Kulchural Studies seeks the incontrovertible fact, the photographic evidence, the smoking gun of the historical process—what Pound called the "luminous detail". Of course, a simple fact can only ever shine on the background of a shared understanding of how the world "really" works. In this post, I want to look at the kind of world that kulchural studies assumes we live in and the kind of character or intellectual figure that is required to study it.
"An education consists in 'getting wise' in the rawest and hardest boiled sense of that bit of argot," writes Pound in the Guide to Kulchur. I'm grateful to Jonathan Morse for bringing Malcolm Cowley's corroborating observation to my attention in his interesting piece in Jacket 34. "I've found the lowdown on the Elizabethan drama," he quotes Pound saying and adds: "he was always finding the lowdown, the inside story and the simple reason why" (Exiles Return, p. 120). Elsewhere, Cowley also characterized Pound's view of history as a "conspiracy" theory.
According to Pound, "the method of Luminous Detail" had two main competitors in scholarship: "the method multitudinous detail" (most prevalent in his day) and "the method of sentiment and generalisation" (which he saw as outdated). (This was in "I Gather the Limbs of Osiris", from 1911, SP, p. 21.) In the Guide to Kulchur he puts it this way:

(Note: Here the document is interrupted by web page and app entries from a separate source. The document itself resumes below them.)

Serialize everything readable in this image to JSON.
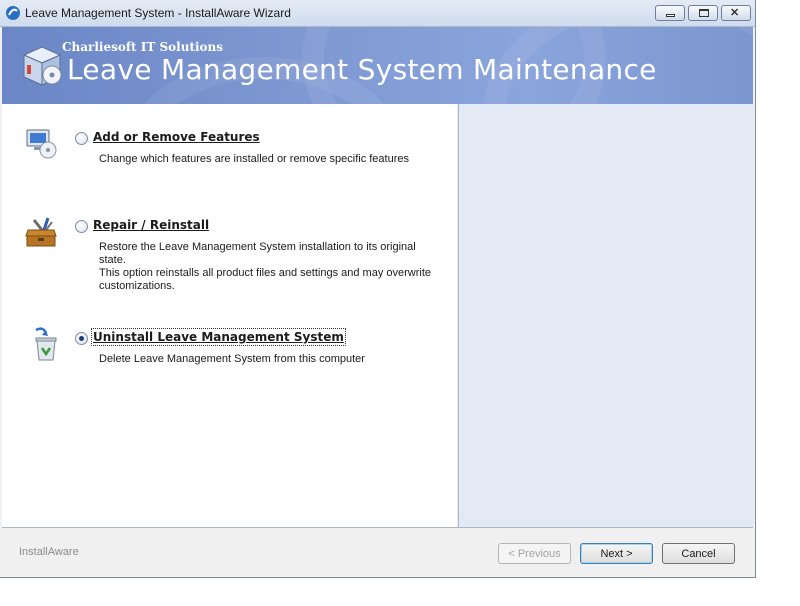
{
  "window": {
    "title": "Leave Management System - InstallAware Wizard"
  },
  "banner": {
    "company": "Charliesoft IT Solutions",
    "title": "Leave Management System Maintenance"
  },
  "options": [
    {
      "label": "Add or Remove Features",
      "description": "Change which features are installed or remove specific features",
      "selected": false,
      "icon": "computer-cd-icon"
    },
    {
      "label": "Repair / Reinstall",
      "description_lines": [
        "Restore the Leave Management System installation to its original state.",
        "This option reinstalls all product files and settings and may overwrite",
        "customizations."
      ],
      "selected": false,
      "icon": "toolbox-icon"
    },
    {
      "label": "Uninstall Leave Management System",
      "description": "Delete Leave Management System from this computer",
      "selected": true,
      "icon": "recycle-bin-icon"
    }
  ],
  "footer": {
    "brand": "InstallAware",
    "previous_label": "< Previous",
    "next_label": "Next >",
    "cancel_label": "Cancel"
  },
  "colors": {
    "banner": "#7e98d2",
    "side_panel": "#e3eaf6"
  }
}
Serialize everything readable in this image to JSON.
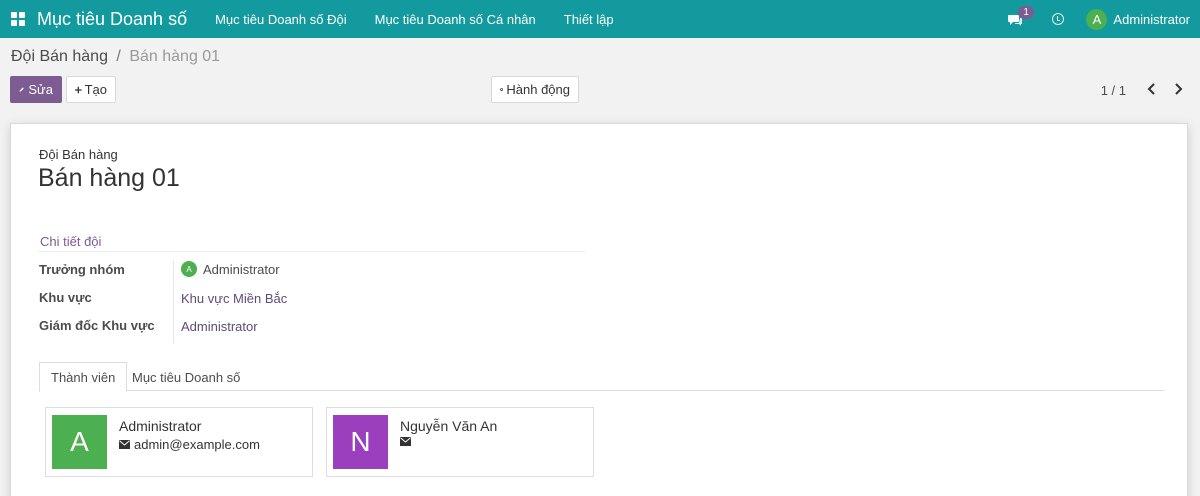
{
  "topbar": {
    "brand": "Mục tiêu Doanh số",
    "menu": [
      "Mục tiêu Doanh số Đội",
      "Mục tiêu Doanh số Cá nhân",
      "Thiết lập"
    ],
    "chat_count": "1",
    "user_initial": "A",
    "user_name": "Administrator"
  },
  "breadcrumb": {
    "parent": "Đội Bán hàng",
    "separator": "/",
    "current": "Bán hàng 01"
  },
  "toolbar": {
    "edit_label": "Sửa",
    "create_label": "Tạo",
    "action_label": "Hành động"
  },
  "pager": {
    "value": "1 / 1"
  },
  "record": {
    "label": "Đội Bán hàng",
    "title": "Bán hàng 01",
    "group_title": "Chi tiết đội",
    "fields": [
      {
        "label": "Trưởng nhóm",
        "value": "Administrator",
        "avatar": "A"
      },
      {
        "label": "Khu vực",
        "value": "Khu vực Miền Bắc"
      },
      {
        "label": "Giám đốc Khu vực",
        "value": "Administrator"
      }
    ]
  },
  "tabs": [
    "Thành viên",
    "Mục tiêu Doanh số"
  ],
  "members": [
    {
      "initial": "A",
      "name": "Administrator",
      "email": "admin@example.com",
      "color": "#4caf50"
    },
    {
      "initial": "N",
      "name": "Nguyễn Văn An",
      "email": "",
      "color": "#9b3fbf"
    }
  ],
  "colors": {
    "primary": "#7c5c92",
    "topbar": "#139a9e"
  }
}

This active and instant awareness is NOT handed out in colleges and by the system of public and/or popular education. In this domain the individual will remain, individualism will remain, without any theoretical and ideological bulwarks. A man will continue to gain or lose his own soul. (GK, p. 52)
This individualism is really quite important. Kulchural Studies is not about teaching others how the world works. They'll "get it" if they do, we might say, and always in their own way. It is about saving your own soul from being duped about "the process now going on" (51).
When reading Pound, I sometimes think of Raymond Chandler's "The Simple Art of Murder", an essay that was published at about the same time as the Guide to Kulchur. Here he describes the corrupt world of hard-boiled detective novels. "Down these mean streets a man must go who is not himself mean" (20). "He talks as the man of his age talks—that is, with rude wit, a lively sense of the grotesque, a disgust for sham, and a contempt for pettiness" (20-21). In a way, this describes the Poundian literary and social critic.
But there is a disturbing detail: Chandler's "realist" vision was "a world in which gangsters can rule nations and almost rule cities" (I wonder if that shouldn't read "gangsters can rule cities and almost rule nations"). The informal, personal, and often violent networks of loyalty that run the world in the background of these novels are arguably fascist.